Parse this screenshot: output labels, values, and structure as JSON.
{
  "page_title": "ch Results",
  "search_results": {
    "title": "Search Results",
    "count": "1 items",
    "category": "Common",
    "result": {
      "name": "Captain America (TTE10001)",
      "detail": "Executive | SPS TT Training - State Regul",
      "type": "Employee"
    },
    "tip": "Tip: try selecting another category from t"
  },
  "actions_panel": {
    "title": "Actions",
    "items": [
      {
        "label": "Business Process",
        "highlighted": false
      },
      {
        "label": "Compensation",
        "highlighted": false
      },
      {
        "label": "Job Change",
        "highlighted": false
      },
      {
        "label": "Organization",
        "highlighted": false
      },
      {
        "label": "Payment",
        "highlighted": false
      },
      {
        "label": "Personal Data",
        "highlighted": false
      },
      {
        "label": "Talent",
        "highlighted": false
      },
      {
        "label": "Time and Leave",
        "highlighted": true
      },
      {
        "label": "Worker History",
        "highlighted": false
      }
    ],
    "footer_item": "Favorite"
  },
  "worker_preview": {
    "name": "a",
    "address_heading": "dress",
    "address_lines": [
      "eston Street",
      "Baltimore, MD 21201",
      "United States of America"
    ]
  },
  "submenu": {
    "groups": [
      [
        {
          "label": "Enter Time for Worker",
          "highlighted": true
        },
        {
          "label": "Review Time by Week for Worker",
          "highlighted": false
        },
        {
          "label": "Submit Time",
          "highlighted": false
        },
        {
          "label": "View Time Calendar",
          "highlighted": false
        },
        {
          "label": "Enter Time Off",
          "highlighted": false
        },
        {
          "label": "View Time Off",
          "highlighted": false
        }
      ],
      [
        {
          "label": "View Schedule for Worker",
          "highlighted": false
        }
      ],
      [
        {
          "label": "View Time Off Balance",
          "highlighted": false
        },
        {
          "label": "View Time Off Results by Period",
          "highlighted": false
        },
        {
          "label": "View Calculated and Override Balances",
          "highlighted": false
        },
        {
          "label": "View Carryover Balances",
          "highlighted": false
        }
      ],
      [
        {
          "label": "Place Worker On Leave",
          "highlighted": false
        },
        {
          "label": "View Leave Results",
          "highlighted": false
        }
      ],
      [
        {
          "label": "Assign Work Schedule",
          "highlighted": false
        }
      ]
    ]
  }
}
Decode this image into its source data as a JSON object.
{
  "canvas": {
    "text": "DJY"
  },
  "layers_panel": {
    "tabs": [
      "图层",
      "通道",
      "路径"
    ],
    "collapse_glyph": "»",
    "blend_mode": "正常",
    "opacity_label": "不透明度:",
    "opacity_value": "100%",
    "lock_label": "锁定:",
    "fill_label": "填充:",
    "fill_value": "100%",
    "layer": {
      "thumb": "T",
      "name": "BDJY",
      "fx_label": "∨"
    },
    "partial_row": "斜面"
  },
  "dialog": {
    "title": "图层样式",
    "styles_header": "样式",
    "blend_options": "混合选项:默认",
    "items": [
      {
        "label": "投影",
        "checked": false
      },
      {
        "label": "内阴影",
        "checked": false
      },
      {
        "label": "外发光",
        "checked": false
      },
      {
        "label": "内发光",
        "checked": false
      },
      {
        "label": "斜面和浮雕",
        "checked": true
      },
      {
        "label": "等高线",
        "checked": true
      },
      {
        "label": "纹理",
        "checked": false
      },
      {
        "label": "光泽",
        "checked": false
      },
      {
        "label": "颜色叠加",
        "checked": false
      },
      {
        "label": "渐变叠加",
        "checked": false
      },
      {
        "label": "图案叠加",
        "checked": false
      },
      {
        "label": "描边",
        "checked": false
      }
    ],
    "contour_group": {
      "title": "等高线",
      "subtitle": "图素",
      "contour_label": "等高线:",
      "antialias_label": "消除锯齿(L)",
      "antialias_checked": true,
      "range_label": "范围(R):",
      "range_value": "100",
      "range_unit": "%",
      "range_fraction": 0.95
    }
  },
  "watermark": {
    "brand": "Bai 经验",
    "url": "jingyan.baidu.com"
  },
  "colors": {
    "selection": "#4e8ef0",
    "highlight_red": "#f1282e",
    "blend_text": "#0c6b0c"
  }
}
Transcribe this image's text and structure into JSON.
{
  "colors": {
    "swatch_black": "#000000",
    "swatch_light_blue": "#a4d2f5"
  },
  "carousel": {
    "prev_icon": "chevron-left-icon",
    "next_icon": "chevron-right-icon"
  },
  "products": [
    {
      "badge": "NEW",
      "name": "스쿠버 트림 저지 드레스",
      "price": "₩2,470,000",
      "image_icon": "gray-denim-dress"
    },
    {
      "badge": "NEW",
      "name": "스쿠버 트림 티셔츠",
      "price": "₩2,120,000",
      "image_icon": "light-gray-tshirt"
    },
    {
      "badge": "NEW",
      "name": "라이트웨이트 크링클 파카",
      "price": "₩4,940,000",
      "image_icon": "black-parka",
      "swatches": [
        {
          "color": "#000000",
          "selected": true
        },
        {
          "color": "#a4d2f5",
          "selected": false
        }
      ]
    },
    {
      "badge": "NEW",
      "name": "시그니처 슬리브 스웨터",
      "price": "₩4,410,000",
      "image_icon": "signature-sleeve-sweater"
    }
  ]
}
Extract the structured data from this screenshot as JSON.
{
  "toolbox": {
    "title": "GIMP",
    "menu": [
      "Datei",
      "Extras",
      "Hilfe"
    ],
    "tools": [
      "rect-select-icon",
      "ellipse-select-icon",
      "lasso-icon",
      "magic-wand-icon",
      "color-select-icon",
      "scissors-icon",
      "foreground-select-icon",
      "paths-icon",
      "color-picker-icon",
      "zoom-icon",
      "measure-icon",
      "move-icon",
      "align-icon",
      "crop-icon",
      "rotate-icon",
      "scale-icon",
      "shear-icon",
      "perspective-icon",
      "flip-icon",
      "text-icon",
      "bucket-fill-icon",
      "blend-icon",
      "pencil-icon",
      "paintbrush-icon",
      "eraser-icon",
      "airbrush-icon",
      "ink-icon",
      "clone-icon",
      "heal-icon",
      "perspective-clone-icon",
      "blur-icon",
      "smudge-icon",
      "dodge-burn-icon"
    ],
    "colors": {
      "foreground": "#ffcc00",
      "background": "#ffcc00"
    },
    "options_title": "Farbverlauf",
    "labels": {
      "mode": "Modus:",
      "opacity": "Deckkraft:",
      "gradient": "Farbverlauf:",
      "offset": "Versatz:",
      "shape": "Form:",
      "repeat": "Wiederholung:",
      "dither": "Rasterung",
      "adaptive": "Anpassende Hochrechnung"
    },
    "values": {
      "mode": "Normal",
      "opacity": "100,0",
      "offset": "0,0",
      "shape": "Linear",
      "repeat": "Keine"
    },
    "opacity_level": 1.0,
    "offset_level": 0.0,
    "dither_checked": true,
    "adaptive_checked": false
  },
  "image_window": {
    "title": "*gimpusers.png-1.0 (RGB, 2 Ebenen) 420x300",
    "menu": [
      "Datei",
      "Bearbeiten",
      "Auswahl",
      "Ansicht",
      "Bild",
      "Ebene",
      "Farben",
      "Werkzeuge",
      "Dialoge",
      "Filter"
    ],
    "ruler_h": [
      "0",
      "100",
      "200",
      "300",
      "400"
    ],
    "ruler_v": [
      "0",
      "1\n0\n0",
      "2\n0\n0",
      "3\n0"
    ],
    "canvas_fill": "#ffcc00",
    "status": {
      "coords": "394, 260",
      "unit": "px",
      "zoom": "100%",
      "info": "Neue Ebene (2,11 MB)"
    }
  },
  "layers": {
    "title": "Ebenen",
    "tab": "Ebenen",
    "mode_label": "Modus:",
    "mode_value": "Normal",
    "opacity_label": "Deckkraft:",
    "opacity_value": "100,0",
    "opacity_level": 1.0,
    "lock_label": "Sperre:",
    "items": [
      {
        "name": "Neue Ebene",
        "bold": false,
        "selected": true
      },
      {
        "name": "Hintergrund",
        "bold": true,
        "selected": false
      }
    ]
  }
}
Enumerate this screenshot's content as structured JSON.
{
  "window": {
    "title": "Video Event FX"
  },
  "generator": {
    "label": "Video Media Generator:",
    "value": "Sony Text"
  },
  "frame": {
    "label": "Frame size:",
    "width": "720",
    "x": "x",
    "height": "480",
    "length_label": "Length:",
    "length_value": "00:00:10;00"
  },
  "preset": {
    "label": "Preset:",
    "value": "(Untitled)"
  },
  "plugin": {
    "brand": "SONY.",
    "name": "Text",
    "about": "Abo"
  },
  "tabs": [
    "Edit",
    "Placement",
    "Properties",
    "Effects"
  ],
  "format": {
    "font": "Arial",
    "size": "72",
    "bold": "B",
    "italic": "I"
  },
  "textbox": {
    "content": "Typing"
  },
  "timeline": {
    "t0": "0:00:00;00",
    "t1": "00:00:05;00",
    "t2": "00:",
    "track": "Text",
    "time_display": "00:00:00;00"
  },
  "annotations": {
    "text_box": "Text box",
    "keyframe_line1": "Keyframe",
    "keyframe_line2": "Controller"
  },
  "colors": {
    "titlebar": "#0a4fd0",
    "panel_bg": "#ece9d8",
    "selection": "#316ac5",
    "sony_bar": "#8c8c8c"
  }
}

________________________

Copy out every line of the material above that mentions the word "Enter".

* [Solution for this task]:
          "label": "Enter Time for Worker",
          "label": "Enter Time Off",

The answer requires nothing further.